The only true part of the meme is regarding mandatory testing and recess. There is no mandatory testing in Finish schools, with the exception of a National Matriculation Examination taken at the end of high school. How additional time to play kickball plays a role in the success of Finish education remains a mystery however.
Switzerland currently has no minimum wage and no limits on CEO pay and bonuses. Swiss voters rejected a proposal to limit executive pay last November. There is a proposal that will be voted on May 18th which would install a minimum wage of $24.73 an hour, but it’s just that, a proposal. It’s questionable about how a minimum wage that doesn’t exist is responsible for its alleged status as having the lowest income inequality of the world (a position that Denmark, not Switzerland can boast of).
The myth that Iceland didn’t bail out its banks during the most recent financial crisis is one that spans the entire political spectrum. I first “learned” the myth as fact from the conservative National Affairs journal. And as someone opposed to the bailout of industry on principle, it was a myth that I wanted to believe. When researching for my book, I had planned on juxtaposing the U.S. response to the financial crisis whereas nearly $1 trillion was spent on bailouts in contrast to Iceland, which functioned without a bailout.

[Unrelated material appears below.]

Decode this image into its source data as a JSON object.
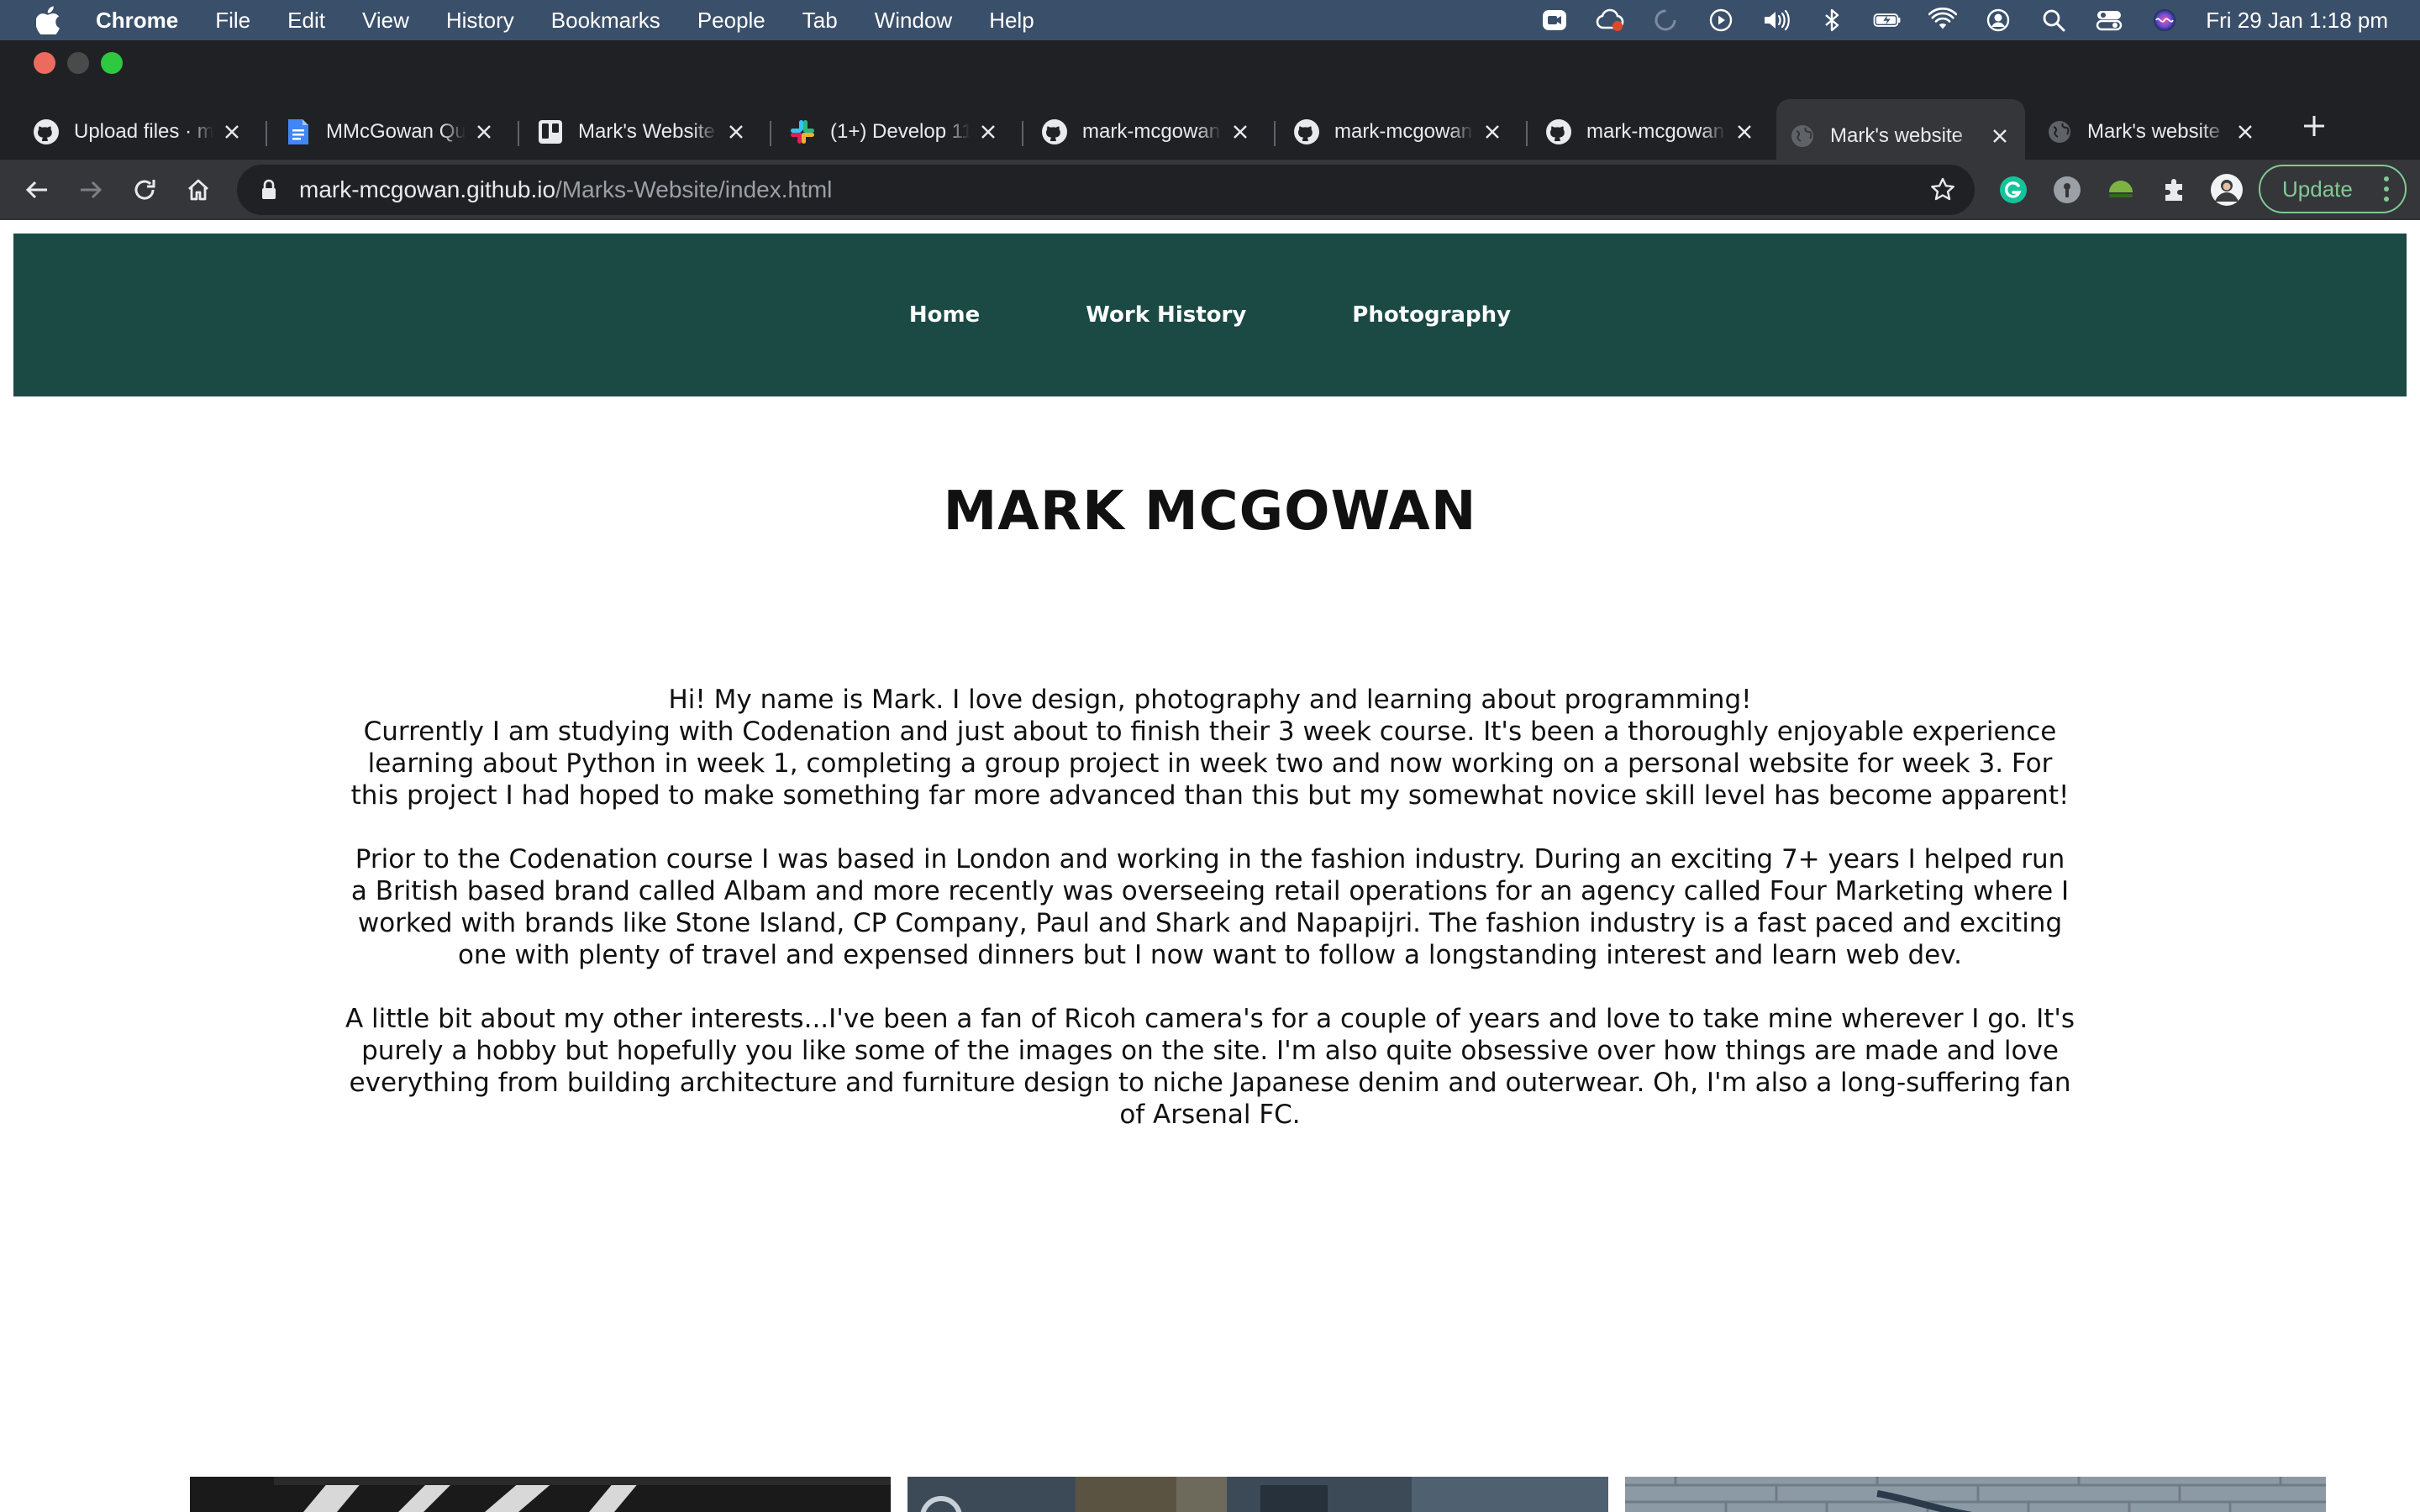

There was only one problem: Iceland bailed out its banks.
In November of 2008, Iceland received a $4.6 billion bailout from the International Monetary Fund. Iceland’s GDP in 2008 amounted to $16.83 billion, which means that this bailout amounted to 27.3% of GDP. Had the U.S. bailed out banks to the tune of 27.3% of GDP in 2008, the bailout would’ve been over $3.88 trillion, which is more than just a tad more expensive than what the bailout actually cost ($700 billion).
So not only did Iceland bail out its banks – it did so at a cost over five and a half times times higher than the U.S. did.
In 2012, Norway’s national debt stood at 28.8% of GDP. This is lower than what the U.S. owes as a percentage of the economy, but it’s not exactly “no national debt.” Norway places a 28% tax on profits, and a 50% tax on offshore oil and gas production, which is there the 78% figure comes from.
Taxing corporations is much more appealing to people than taxing individuals, but this doesn’t mean that individuals aren’t paying for corporate taxes.
Economist Walter Williams did a great job of illustrating this point when he asks “Virginia has a car tax. Does the car pay the tax? In most political jurisdictions, there’s a property tax. Does property pay the tax?” Point being: all taxes are ultimately paid for by people.
If a corporation’s tax rate goes up, they can simply pass the cost onto their consumers by raising their prices to counteract losses from the tax. Norway is a prime example of this. Despite being oil rich, the price of gas in Norway tops $10 a gallon.
Even if Norway did have no national debt, we can’t exactly pinpoint this particular tax as the reason why. In 2010, Norway’s government received 1,056.5 billion krone in revenue, 181.4 billion of which came from taxes on petroleum. Income taxes on individuals, and VAT taxes were both larger sources of revenue.